▸ PROBLEM: What is needed is an exact copy of every record.

▸ INPUT RECORDS:
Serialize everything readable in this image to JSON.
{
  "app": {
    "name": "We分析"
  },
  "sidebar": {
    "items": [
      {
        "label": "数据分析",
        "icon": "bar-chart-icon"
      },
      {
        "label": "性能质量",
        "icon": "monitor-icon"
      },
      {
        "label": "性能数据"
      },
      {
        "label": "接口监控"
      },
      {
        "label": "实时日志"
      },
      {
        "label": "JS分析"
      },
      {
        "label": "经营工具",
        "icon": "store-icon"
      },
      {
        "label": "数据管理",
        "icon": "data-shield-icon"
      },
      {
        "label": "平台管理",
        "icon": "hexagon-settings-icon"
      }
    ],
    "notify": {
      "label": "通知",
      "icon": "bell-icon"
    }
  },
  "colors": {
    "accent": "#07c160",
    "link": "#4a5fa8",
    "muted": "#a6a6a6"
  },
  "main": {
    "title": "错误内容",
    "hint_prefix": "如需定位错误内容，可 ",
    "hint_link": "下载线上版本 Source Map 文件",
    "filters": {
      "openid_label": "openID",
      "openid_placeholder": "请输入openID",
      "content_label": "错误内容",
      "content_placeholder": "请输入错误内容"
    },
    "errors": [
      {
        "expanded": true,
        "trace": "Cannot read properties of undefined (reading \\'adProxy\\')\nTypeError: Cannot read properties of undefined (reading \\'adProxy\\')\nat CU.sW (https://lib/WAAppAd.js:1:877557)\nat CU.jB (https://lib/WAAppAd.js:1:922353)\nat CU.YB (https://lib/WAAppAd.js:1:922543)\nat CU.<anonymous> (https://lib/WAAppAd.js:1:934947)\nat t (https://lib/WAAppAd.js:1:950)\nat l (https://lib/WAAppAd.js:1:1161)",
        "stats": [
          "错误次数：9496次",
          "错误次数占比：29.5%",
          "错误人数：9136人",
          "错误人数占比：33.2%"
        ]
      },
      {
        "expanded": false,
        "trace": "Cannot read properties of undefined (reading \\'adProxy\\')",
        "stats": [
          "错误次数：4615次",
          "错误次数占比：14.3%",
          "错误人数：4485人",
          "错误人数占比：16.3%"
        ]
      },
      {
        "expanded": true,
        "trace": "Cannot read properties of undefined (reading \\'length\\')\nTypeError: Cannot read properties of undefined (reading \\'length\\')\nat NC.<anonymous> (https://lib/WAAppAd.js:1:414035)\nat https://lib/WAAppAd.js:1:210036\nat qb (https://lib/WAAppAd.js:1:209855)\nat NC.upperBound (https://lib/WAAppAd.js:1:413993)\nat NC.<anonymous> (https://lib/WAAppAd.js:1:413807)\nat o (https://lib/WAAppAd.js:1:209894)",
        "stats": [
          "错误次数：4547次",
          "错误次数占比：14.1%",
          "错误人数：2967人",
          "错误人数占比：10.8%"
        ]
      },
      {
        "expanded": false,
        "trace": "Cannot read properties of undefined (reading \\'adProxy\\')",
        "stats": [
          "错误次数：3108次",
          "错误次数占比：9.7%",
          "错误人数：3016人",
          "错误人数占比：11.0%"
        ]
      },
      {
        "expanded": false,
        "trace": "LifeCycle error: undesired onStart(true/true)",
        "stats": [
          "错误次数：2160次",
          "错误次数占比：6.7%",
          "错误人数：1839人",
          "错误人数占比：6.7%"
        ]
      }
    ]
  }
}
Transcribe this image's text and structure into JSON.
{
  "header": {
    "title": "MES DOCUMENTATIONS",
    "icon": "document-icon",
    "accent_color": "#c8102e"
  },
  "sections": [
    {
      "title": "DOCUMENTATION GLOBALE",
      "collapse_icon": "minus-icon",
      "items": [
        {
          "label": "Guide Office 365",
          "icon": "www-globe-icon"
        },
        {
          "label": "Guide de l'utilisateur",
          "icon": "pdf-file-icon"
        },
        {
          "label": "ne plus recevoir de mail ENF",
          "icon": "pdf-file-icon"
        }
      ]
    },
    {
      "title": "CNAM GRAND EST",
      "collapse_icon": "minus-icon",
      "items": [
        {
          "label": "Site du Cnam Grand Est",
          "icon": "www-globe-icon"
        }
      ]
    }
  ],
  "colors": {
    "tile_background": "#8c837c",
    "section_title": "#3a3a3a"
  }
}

▸ SOLVED EXERCISE:
Serialize everything readable in this image to JSON.
{
  "app": {
    "name": "We分析"
  },
  "sidebar": {
    "items": [
      {
        "label": "数据分析",
        "icon": "bar-chart-icon"
      },
      {
        "label": "性能质量",
        "icon": "monitor-icon"
      },
      {
        "label": "性能数据"
      },
      {
        "label": "接口监控"
      },
      {
        "label": "实时日志"
      },
      {
        "label": "JS分析"
      },
      {
        "label": "经营工具",
        "icon": "store-icon"
      },
      {
        "label": "数据管理",
        "icon": "data-shield-icon"
      },
      {
        "label": "平台管理",
        "icon": "hexagon-settings-icon"
      }
    ],
    "notify": {
      "label": "通知",
      "icon": "bell-icon"
    }
  },
  "colors": {
    "accent": "#07c160",
    "link": "#4a5fa8",
    "muted": "#a6a6a6"
  },
  "main": {
    "title": "错误内容",
    "hint_prefix": "如需定位错误内容，可 ",
    "hint_link": "下载线上版本 Source Map 文件",
    "filters": {
      "openid_label": "openID",
      "openid_placeholder": "请输入openID",
      "content_label": "错误内容",
      "content_placeholder": "请输入错误内容"
    },
    "errors": [
      {
        "expanded": true,
        "trace": "Cannot read properties of undefined (reading \\'adProxy\\')\nTypeError: Cannot read properties of undefined (reading \\'adProxy\\')\nat CU.sW (https://lib/WAAppAd.js:1:877557)\nat CU.jB (https://lib/WAAppAd.js:1:922353)\nat CU.YB (https://lib/WAAppAd.js:1:922543)\nat CU.<anonymous> (https://lib/WAAppAd.js:1:934947)\nat t (https://lib/WAAppAd.js:1:950)\nat l (https://lib/WAAppAd.js:1:1161)",
        "stats": [
          "错误次数：9496次",
          "错误次数占比：29.5%",
          "错误人数：9136人",
          "错误人数占比：33.2%"
        ]
      },
      {
        "expanded": false,
        "trace": "Cannot read properties of undefined (reading \\'adProxy\\')",
        "stats": [
          "错误次数：4615次",
          "错误次数占比：14.3%",
          "错误人数：4485人",
          "错误人数占比：16.3%"
        ]
      },
      {
        "expanded": true,
        "trace": "Cannot read properties of undefined (reading \\'length\\')\nTypeError: Cannot read properties of undefined (reading \\'length\\')\nat NC.<anonymous> (https://lib/WAAppAd.js:1:414035)\nat https://lib/WAAppAd.js:1:210036\nat qb (https://lib/WAAppAd.js:1:209855)\nat NC.upperBound (https://lib/WAAppAd.js:1:413993)\nat NC.<anonymous> (https://lib/WAAppAd.js:1:413807)\nat o (https://lib/WAAppAd.js:1:209894)",
        "stats": [
          "错误次数：4547次",
          "错误次数占比：14.1%",
          "错误人数：2967人",
          "错误人数占比：10.8%"
        ]
      },
      {
        "expanded": false,
        "trace": "Cannot read properties of undefined (reading \\'adProxy\\')",
        "stats": [
          "错误次数：3108次",
          "错误次数占比：9.7%",
          "错误人数：3016人",
          "错误人数占比：11.0%"
        ]
      },
      {
        "expanded": false,
        "trace": "LifeCycle error: undesired onStart(true/true)",
        "stats": [
          "错误次数：2160次",
          "错误次数占比：6.7%",
          "错误人数：1839人",
          "错误人数占比：6.7%"
        ]
      }
    ]
  }
}
Transcribe this image's text and structure into JSON.
{
  "header": {
    "title": "MES DOCUMENTATIONS",
    "icon": "document-icon",
    "accent_color": "#c8102e"
  },
  "sections": [
    {
      "title": "DOCUMENTATION GLOBALE",
      "collapse_icon": "minus-icon",
      "items": [
        {
          "label": "Guide Office 365",
          "icon": "www-globe-icon"
        },
        {
          "label": "Guide de l'utilisateur",
          "icon": "pdf-file-icon"
        },
        {
          "label": "ne plus recevoir de mail ENF",
          "icon": "pdf-file-icon"
        }
      ]
    },
    {
      "title": "CNAM GRAND EST",
      "collapse_icon": "minus-icon",
      "items": [
        {
          "label": "Site du Cnam Grand Est",
          "icon": "www-globe-icon"
        }
      ]
    }
  ],
  "colors": {
    "tile_background": "#8c837c",
    "section_title": "#3a3a3a"
  }
}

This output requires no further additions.